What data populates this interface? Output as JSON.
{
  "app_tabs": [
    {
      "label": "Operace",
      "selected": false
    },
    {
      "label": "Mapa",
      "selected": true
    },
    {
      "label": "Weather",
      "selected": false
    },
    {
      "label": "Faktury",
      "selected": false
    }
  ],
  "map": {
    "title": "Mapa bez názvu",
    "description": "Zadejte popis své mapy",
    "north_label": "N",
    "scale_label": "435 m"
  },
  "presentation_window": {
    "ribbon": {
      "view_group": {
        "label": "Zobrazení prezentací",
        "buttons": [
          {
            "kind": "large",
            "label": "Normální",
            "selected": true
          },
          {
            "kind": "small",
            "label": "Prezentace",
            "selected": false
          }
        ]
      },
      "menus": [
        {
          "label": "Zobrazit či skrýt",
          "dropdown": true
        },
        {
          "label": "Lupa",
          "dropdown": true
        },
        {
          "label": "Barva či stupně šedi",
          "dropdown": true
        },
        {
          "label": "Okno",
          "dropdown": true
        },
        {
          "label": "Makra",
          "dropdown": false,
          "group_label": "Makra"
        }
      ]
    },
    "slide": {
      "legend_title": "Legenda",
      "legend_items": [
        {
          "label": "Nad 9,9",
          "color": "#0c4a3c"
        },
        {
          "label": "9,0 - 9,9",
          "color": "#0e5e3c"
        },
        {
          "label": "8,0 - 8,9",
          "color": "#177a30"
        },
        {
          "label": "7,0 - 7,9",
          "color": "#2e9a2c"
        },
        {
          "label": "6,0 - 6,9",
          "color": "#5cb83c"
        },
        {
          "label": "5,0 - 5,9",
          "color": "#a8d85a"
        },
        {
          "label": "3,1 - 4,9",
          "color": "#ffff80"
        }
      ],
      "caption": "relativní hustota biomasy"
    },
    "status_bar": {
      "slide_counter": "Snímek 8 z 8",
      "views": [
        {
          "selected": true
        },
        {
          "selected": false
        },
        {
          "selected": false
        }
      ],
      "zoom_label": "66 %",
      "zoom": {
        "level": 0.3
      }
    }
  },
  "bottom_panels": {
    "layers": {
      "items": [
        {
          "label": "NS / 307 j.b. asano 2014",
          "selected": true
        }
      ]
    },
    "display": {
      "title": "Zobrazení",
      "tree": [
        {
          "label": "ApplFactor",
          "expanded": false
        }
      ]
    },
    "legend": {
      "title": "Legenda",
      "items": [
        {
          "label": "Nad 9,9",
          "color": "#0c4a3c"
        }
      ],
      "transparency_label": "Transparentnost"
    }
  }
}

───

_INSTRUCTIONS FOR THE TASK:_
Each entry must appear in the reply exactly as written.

_WRITTEN SOLUTION:_
What data populates this interface? Output as JSON.
{
  "app_tabs": [
    {
      "label": "Operace",
      "selected": false
    },
    {
      "label": "Mapa",
      "selected": true
    },
    {
      "label": "Weather",
      "selected": false
    },
    {
      "label": "Faktury",
      "selected": false
    }
  ],
  "map": {
    "title": "Mapa bez názvu",
    "description": "Zadejte popis své mapy",
    "north_label": "N",
    "scale_label": "435 m"
  },
  "presentation_window": {
    "ribbon": {
      "view_group": {
        "label": "Zobrazení prezentací",
        "buttons": [
          {
            "kind": "large",
            "label": "Normální",
            "selected": true
          },
          {
            "kind": "small",
            "label": "Prezentace",
            "selected": false
          }
        ]
      },
      "menus": [
        {
          "label": "Zobrazit či skrýt",
          "dropdown": true
        },
        {
          "label": "Lupa",
          "dropdown": true
        },
        {
          "label": "Barva či stupně šedi",
          "dropdown": true
        },
        {
          "label": "Okno",
          "dropdown": true
        },
        {
          "label": "Makra",
          "dropdown": false,
          "group_label": "Makra"
        }
      ]
    },
    "slide": {
      "legend_title": "Legenda",
      "legend_items": [
        {
          "label": "Nad 9,9",
          "color": "#0c4a3c"
        },
        {
          "label": "9,0 - 9,9",
          "color": "#0e5e3c"
        },
        {
          "label": "8,0 - 8,9",
          "color": "#177a30"
        },
        {
          "label": "7,0 - 7,9",
          "color": "#2e9a2c"
        },
        {
          "label": "6,0 - 6,9",
          "color": "#5cb83c"
        },
        {
          "label": "5,0 - 5,9",
          "color": "#a8d85a"
        },
        {
          "label": "3,1 - 4,9",
          "color": "#ffff80"
        }
      ],
      "caption": "relativní hustota biomasy"
    },
    "status_bar": {
      "slide_counter": "Snímek 8 z 8",
      "views": [
        {
          "selected": true
        },
        {
          "selected": false
        },
        {
          "selected": false
        }
      ],
      "zoom_label": "66 %",
      "zoom": {
        "level": 0.3
      }
    }
  },
  "bottom_panels": {
    "layers": {
      "items": [
        {
          "label": "NS / 307 j.b. asano 2014",
          "selected": true
        }
      ]
    },
    "display": {
      "title": "Zobrazení",
      "tree": [
        {
          "label": "ApplFactor",
          "expanded": false
        }
      ]
    },
    "legend": {
      "title": "Legenda",
      "items": [
        {
          "label": "Nad 9,9",
          "color": "#0c4a3c"
        }
      ],
      "transparency_label": "Transparentnost"
    }
  }
}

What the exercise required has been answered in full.